Content starts

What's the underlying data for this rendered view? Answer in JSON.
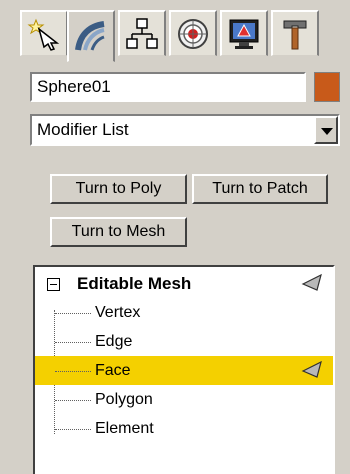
{
  "command_panel": {
    "tabs": [
      {
        "icon": "create-icon",
        "active": false
      },
      {
        "icon": "modify-icon",
        "active": true
      },
      {
        "icon": "hierarchy-icon",
        "active": false
      },
      {
        "icon": "motion-icon",
        "active": false
      },
      {
        "icon": "display-icon",
        "active": false
      },
      {
        "icon": "utilities-icon",
        "active": false
      }
    ]
  },
  "object": {
    "name": "Sphere01",
    "color": "#c85a1a"
  },
  "modifier_list": {
    "selected": "Modifier List"
  },
  "buttons": {
    "turn_to_poly": "Turn to Poly",
    "turn_to_patch": "Turn to Patch",
    "turn_to_mesh": "Turn to Mesh"
  },
  "stack": {
    "modifier": "Editable Mesh",
    "sub_objects": [
      {
        "label": "Vertex",
        "selected": false
      },
      {
        "label": "Edge",
        "selected": false
      },
      {
        "label": "Face",
        "selected": true
      },
      {
        "label": "Polygon",
        "selected": false
      },
      {
        "label": "Element",
        "selected": false
      }
    ],
    "highlight_color": "#f4d000"
  }
}
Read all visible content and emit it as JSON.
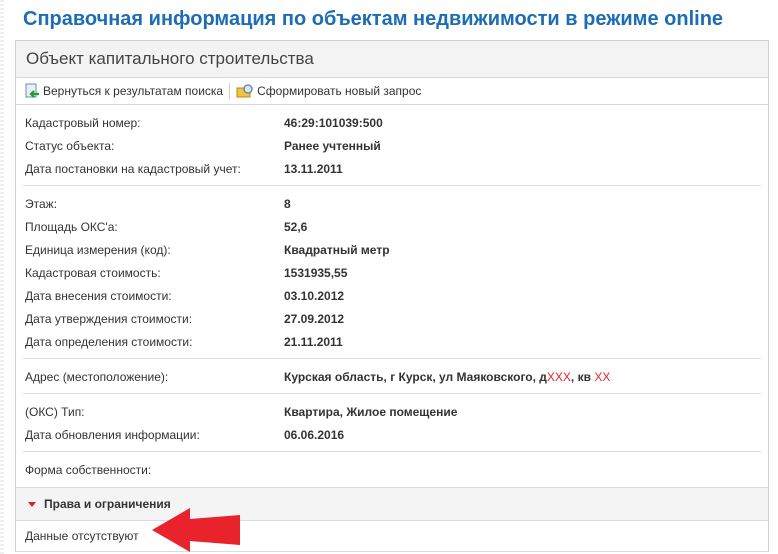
{
  "page_title": "Справочная информация по объектам недвижимости в режиме online",
  "panel_title": "Объект капитального строительства",
  "toolbar": {
    "back_label": "Вернуться к результатам поиска",
    "new_query_label": "Сформировать новый запрос"
  },
  "groups": [
    [
      {
        "label": "Кадастровый номер:",
        "value": "46:29:101039:500"
      },
      {
        "label": "Статус объекта:",
        "value": "Ранее учтенный"
      },
      {
        "label": "Дата постановки на кадастровый учет:",
        "value": "13.11.2011"
      }
    ],
    [
      {
        "label": "Этаж:",
        "value": "8"
      },
      {
        "label": "Площадь ОКС'а:",
        "value": "52,6"
      },
      {
        "label": "Единица измерения (код):",
        "value": "Квадратный метр"
      },
      {
        "label": "Кадастровая стоимость:",
        "value": "1531935,55"
      },
      {
        "label": "Дата внесения стоимости:",
        "value": "03.10.2012"
      },
      {
        "label": "Дата утверждения стоимости:",
        "value": "27.09.2012"
      },
      {
        "label": "Дата определения стоимости:",
        "value": "21.11.2011"
      }
    ]
  ],
  "address": {
    "label": "Адрес (местоположение):",
    "prefix": "Курская область, г Курск, ул Маяковского, д",
    "house": "XXX",
    "mid": ", кв ",
    "flat": "XX"
  },
  "type_group": [
    {
      "label": "(ОКС) Тип:",
      "value": "Квартира, Жилое помещение"
    },
    {
      "label": "Дата обновления информации:",
      "value": "06.06.2016"
    }
  ],
  "ownership": {
    "label": "Форма собственности:",
    "value": ""
  },
  "rights_section": {
    "title": "Права и ограничения",
    "content": "Данные отсутствуют"
  },
  "colors": {
    "title": "#1c6db5",
    "arrow": "#e8232b"
  }
}
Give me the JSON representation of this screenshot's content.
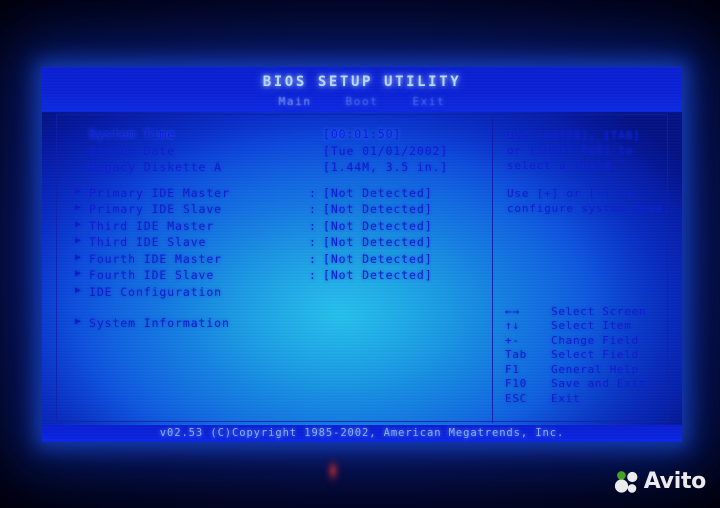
{
  "screen": {
    "title": "BIOS SETUP UTILITY",
    "menu_tabs": [
      {
        "label": "Main",
        "active": true
      },
      {
        "label": "Boot",
        "active": false
      },
      {
        "label": "Exit",
        "active": false
      }
    ],
    "options": [
      {
        "arrow": "",
        "label": "System Time",
        "colon": "",
        "value": "[00:01:50]",
        "selected": true
      },
      {
        "arrow": "",
        "label": "System Date",
        "colon": "",
        "value": "[Tue 01/01/2002]",
        "selected": false
      },
      {
        "arrow": "",
        "label": "Legacy Diskette A",
        "colon": "",
        "value": "[1.44M, 3.5 in.]",
        "selected": false
      },
      {
        "arrow": "▶",
        "label": "Primary IDE Master",
        "colon": ":",
        "value": "[Not Detected]",
        "selected": false
      },
      {
        "arrow": "▶",
        "label": "Primary IDE Slave",
        "colon": ":",
        "value": "[Not Detected]",
        "selected": false
      },
      {
        "arrow": "▶",
        "label": "Third IDE Master",
        "colon": ":",
        "value": "[Not Detected]",
        "selected": false
      },
      {
        "arrow": "▶",
        "label": "Third IDE Slave",
        "colon": ":",
        "value": "[Not Detected]",
        "selected": false
      },
      {
        "arrow": "▶",
        "label": "Fourth IDE Master",
        "colon": ":",
        "value": "[Not Detected]",
        "selected": false
      },
      {
        "arrow": "▶",
        "label": "Fourth IDE Slave",
        "colon": ":",
        "value": "[Not Detected]",
        "selected": false
      },
      {
        "arrow": "▶",
        "label": "IDE Configuration",
        "colon": "",
        "value": "",
        "selected": false
      },
      {
        "arrow": "▶",
        "label": "System Information",
        "colon": "",
        "value": "",
        "selected": false
      }
    ],
    "help": {
      "paragraph1": [
        "Use [ENTER], [TAB]",
        "or [SHIFT-TAB] to",
        "select a field."
      ],
      "paragraph2": [
        "Use [+] or [-] to",
        "configure system Time."
      ]
    },
    "legend": [
      {
        "key": "←→",
        "desc": "Select Screen"
      },
      {
        "key": "↑↓",
        "desc": "Select Item"
      },
      {
        "key": "+-",
        "desc": "Change Field"
      },
      {
        "key": "Tab",
        "desc": "Select Field"
      },
      {
        "key": "F1",
        "desc": "General Help"
      },
      {
        "key": "F10",
        "desc": "Save and Exit"
      },
      {
        "key": "ESC",
        "desc": "Exit"
      }
    ],
    "footer": "v02.53 (C)Copyright 1985-2002, American Megatrends, Inc."
  },
  "watermark": {
    "text": "Avito",
    "dot_color": "#4caf26",
    "circle_color": "#ffffff"
  },
  "colors": {
    "screen_glow": "#1490e0",
    "bar_blue": "#0a1fd4",
    "text_blue": "#0c1ccd",
    "title_text": "#bcd8ff"
  }
}
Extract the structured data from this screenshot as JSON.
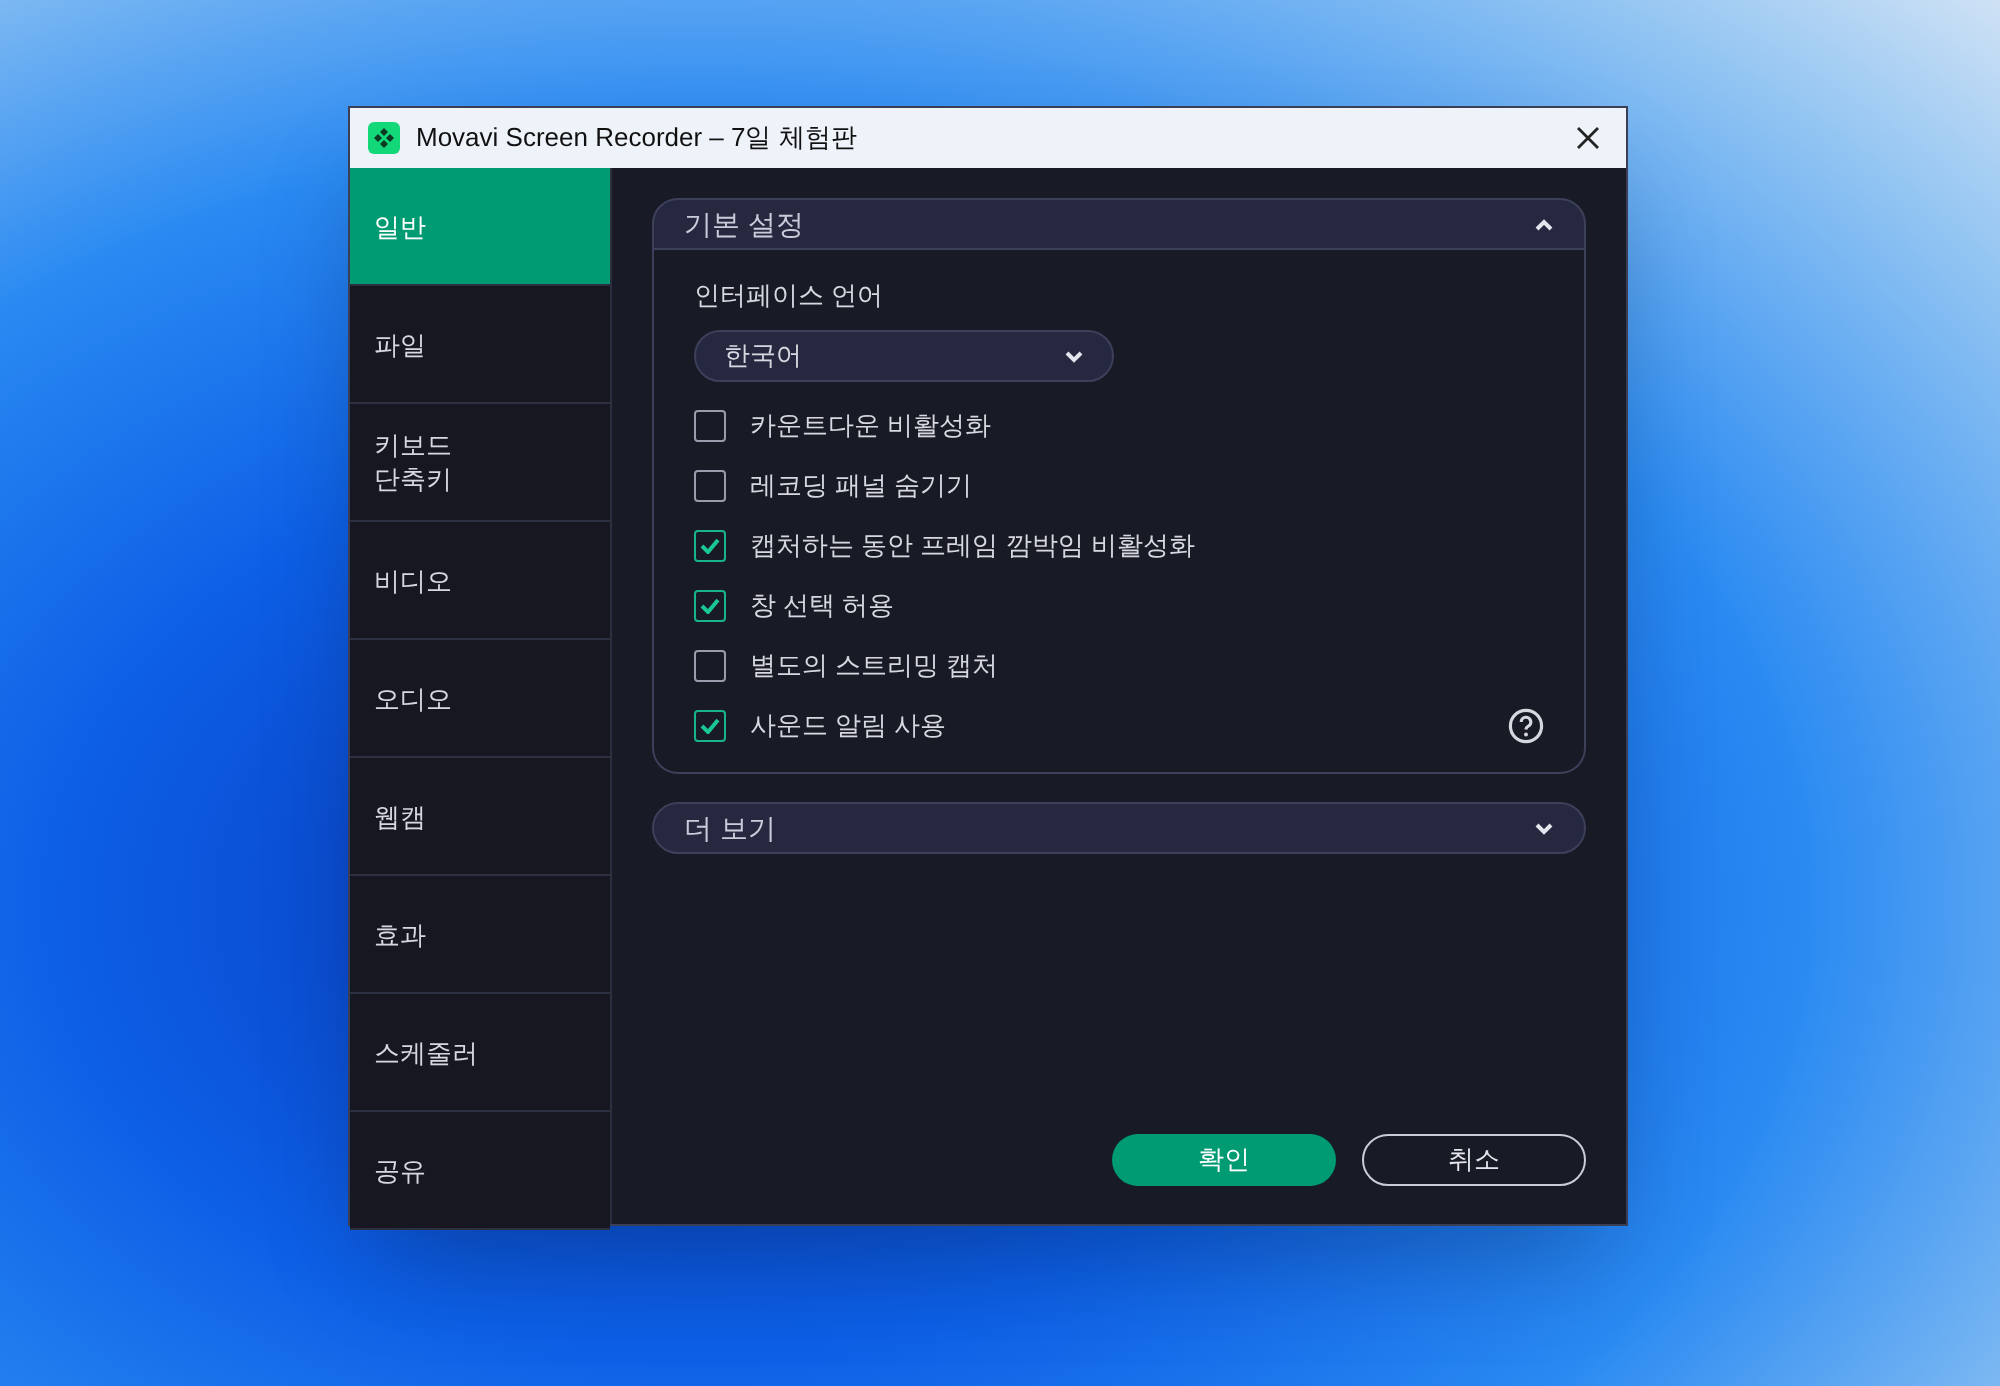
{
  "window": {
    "title": "Movavi Screen Recorder – 7일 체험판"
  },
  "sidebar": {
    "items": [
      {
        "label": "일반",
        "selected": true
      },
      {
        "label": "파일",
        "selected": false
      },
      {
        "label": "키보드\n단축키",
        "selected": false
      },
      {
        "label": "비디오",
        "selected": false
      },
      {
        "label": "오디오",
        "selected": false
      },
      {
        "label": "웹캠",
        "selected": false
      },
      {
        "label": "효과",
        "selected": false
      },
      {
        "label": "스케줄러",
        "selected": false
      },
      {
        "label": "공유",
        "selected": false
      }
    ]
  },
  "sections": [
    {
      "title": "기본 설정",
      "expanded": true,
      "language_label": "인터페이스 언어",
      "language_value": "한국어",
      "options": [
        {
          "label": "카운트다운 비활성화",
          "checked": false,
          "help": false
        },
        {
          "label": "레코딩 패널 숨기기",
          "checked": false,
          "help": false
        },
        {
          "label": "캡처하는 동안 프레임 깜박임 비활성화",
          "checked": true,
          "help": false
        },
        {
          "label": "창 선택 허용",
          "checked": true,
          "help": false
        },
        {
          "label": "별도의 스트리밍 캡처",
          "checked": false,
          "help": false
        },
        {
          "label": "사운드 알림 사용",
          "checked": true,
          "help": true
        }
      ]
    },
    {
      "title": "더 보기",
      "expanded": false
    }
  ],
  "buttons": [
    {
      "label": "확인",
      "kind": "primary"
    },
    {
      "label": "취소",
      "kind": "secondary"
    }
  ]
}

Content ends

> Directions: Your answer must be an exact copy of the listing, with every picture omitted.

> Solution:
What's the underlying data for this rendered view? Answer in JSON.
{
  "command_panel": {
    "tabs": [
      {
        "icon": "create-icon",
        "active": false
      },
      {
        "icon": "modify-icon",
        "active": true
      },
      {
        "icon": "hierarchy-icon",
        "active": false
      },
      {
        "icon": "motion-icon",
        "active": false
      },
      {
        "icon": "display-icon",
        "active": false
      },
      {
        "icon": "utilities-icon",
        "active": false
      }
    ]
  },
  "object": {
    "name": "Sphere01",
    "color": "#c85a1a"
  },
  "modifier_list": {
    "selected": "Modifier List"
  },
  "buttons": {
    "turn_to_poly": "Turn to Poly",
    "turn_to_patch": "Turn to Patch",
    "turn_to_mesh": "Turn to Mesh"
  },
  "stack": {
    "modifier": "Editable Mesh",
    "sub_objects": [
      {
        "label": "Vertex",
        "selected": false
      },
      {
        "label": "Edge",
        "selected": false
      },
      {
        "label": "Face",
        "selected": true
      },
      {
        "label": "Polygon",
        "selected": false
      },
      {
        "label": "Element",
        "selected": false
      }
    ],
    "highlight_color": "#f4d000"
  }
}
Read all visible content and emit it as JSON.
{
  "page_title": "Справочная информация по объектам недвижимости в режиме online",
  "panel_title": "Объект капитального строительства",
  "toolbar": {
    "back_label": "Вернуться к результатам поиска",
    "new_query_label": "Сформировать новый запрос"
  },
  "groups": [
    [
      {
        "label": "Кадастровый номер:",
        "value": "46:29:101039:500"
      },
      {
        "label": "Статус объекта:",
        "value": "Ранее учтенный"
      },
      {
        "label": "Дата постановки на кадастровый учет:",
        "value": "13.11.2011"
      }
    ],
    [
      {
        "label": "Этаж:",
        "value": "8"
      },
      {
        "label": "Площадь ОКС'а:",
        "value": "52,6"
      },
      {
        "label": "Единица измерения (код):",
        "value": "Квадратный метр"
      },
      {
        "label": "Кадастровая стоимость:",
        "value": "1531935,55"
      },
      {
        "label": "Дата внесения стоимости:",
        "value": "03.10.2012"
      },
      {
        "label": "Дата утверждения стоимости:",
        "value": "27.09.2012"
      },
      {
        "label": "Дата определения стоимости:",
        "value": "21.11.2011"
      }
    ]
  ],
  "address": {
    "label": "Адрес (местоположение):",
    "prefix": "Курская область, г Курск, ул Маяковского, д",
    "house": "XXX",
    "mid": ", кв ",
    "flat": "XX"
  },
  "type_group": [
    {
      "label": "(ОКС) Тип:",
      "value": "Квартира, Жилое помещение"
    },
    {
      "label": "Дата обновления информации:",
      "value": "06.06.2016"
    }
  ],
  "ownership": {
    "label": "Форма собственности:",
    "value": ""
  },
  "rights_section": {
    "title": "Права и ограничения",
    "content": "Данные отсутствуют"
  },
  "colors": {
    "title": "#1c6db5",
    "arrow": "#e8232b"
  }
}
Give me the JSON representation of this screenshot's content.
{
  "screen": {
    "title": "BIOS SETUP UTILITY",
    "menu_tabs": [
      {
        "label": "Main",
        "active": true
      },
      {
        "label": "Boot",
        "active": false
      },
      {
        "label": "Exit",
        "active": false
      }
    ],
    "options": [
      {
        "arrow": "",
        "label": "System Time",
        "colon": "",
        "value": "[00:01:50]",
        "selected": true
      },
      {
        "arrow": "",
        "label": "System Date",
        "colon": "",
        "value": "[Tue 01/01/2002]",
        "selected": false
      },
      {
        "arrow": "",
        "label": "Legacy Diskette A",
        "colon": "",
        "value": "[1.44M, 3.5 in.]",
        "selected": false
      },
      {
        "arrow": "▶",
        "label": "Primary IDE Master",
        "colon": ":",
        "value": "[Not Detected]",
        "selected": false
      },
      {
        "arrow": "▶",
        "label": "Primary IDE Slave",
        "colon": ":",
        "value": "[Not Detected]",
        "selected": false
      },
      {
        "arrow": "▶",
        "label": "Third IDE Master",
        "colon": ":",
        "value": "[Not Detected]",
        "selected": false
      },
      {
        "arrow": "▶",
        "label": "Third IDE Slave",
        "colon": ":",
        "value": "[Not Detected]",
        "selected": false
      },
      {
        "arrow": "▶",
        "label": "Fourth IDE Master",
        "colon": ":",
        "value": "[Not Detected]",
        "selected": false
      },
      {
        "arrow": "▶",
        "label": "Fourth IDE Slave",
        "colon": ":",
        "value": "[Not Detected]",
        "selected": false
      },
      {
        "arrow": "▶",
        "label": "IDE Configuration",
        "colon": "",
        "value": "",
        "selected": false
      },
      {
        "arrow": "▶",
        "label": "System Information",
        "colon": "",
        "value": "",
        "selected": false
      }
    ],
    "help": {
      "paragraph1": [
        "Use [ENTER], [TAB]",
        "or [SHIFT-TAB] to",
        "select a field."
      ],
      "paragraph2": [
        "Use [+] or [-] to",
        "configure system Time."
      ]
    },
    "legend": [
      {
        "key": "←→",
        "desc": "Select Screen"
      },
      {
        "key": "↑↓",
        "desc": "Select Item"
      },
      {
        "key": "+-",
        "desc": "Change Field"
      },
      {
        "key": "Tab",
        "desc": "Select Field"
      },
      {
        "key": "F1",
        "desc": "General Help"
      },
      {
        "key": "F10",
        "desc": "Save and Exit"
      },
      {
        "key": "ESC",
        "desc": "Exit"
      }
    ],
    "footer": "v02.53 (C)Copyright 1985-2002, American Megatrends, Inc."
  },
  "watermark": {
    "text": "Avito",
    "dot_color": "#4caf26",
    "circle_color": "#ffffff"
  },
  "colors": {
    "screen_glow": "#1490e0",
    "bar_blue": "#0a1fd4",
    "text_blue": "#0c1ccd",
    "title_text": "#bcd8ff"
  }
}
Extract the structured data from this screenshot as JSON.
{
  "window": {
    "title": "Movavi Screen Recorder – 7일 체험판"
  },
  "sidebar": {
    "items": [
      {
        "label": "일반",
        "selected": true
      },
      {
        "label": "파일",
        "selected": false
      },
      {
        "label": "키보드\n단축키",
        "selected": false
      },
      {
        "label": "비디오",
        "selected": false
      },
      {
        "label": "오디오",
        "selected": false
      },
      {
        "label": "웹캠",
        "selected": false
      },
      {
        "label": "효과",
        "selected": false
      },
      {
        "label": "스케줄러",
        "selected": false
      },
      {
        "label": "공유",
        "selected": false
      }
    ]
  },
  "sections": [
    {
      "title": "기본 설정",
      "expanded": true,
      "language_label": "인터페이스 언어",
      "language_value": "한국어",
      "options": [
        {
          "label": "카운트다운 비활성화",
          "checked": false,
          "help": false
        },
        {
          "label": "레코딩 패널 숨기기",
          "checked": false,
          "help": false
        },
        {
          "label": "캡처하는 동안 프레임 깜박임 비활성화",
          "checked": true,
          "help": false
        },
        {
          "label": "창 선택 허용",
          "checked": true,
          "help": false
        },
        {
          "label": "별도의 스트리밍 캡처",
          "checked": false,
          "help": false
        },
        {
          "label": "사운드 알림 사용",
          "checked": true,
          "help": true
        }
      ]
    },
    {
      "title": "더 보기",
      "expanded": false
    }
  ],
  "buttons": [
    {
      "label": "확인",
      "kind": "primary"
    },
    {
      "label": "취소",
      "kind": "secondary"
    }
  ]
}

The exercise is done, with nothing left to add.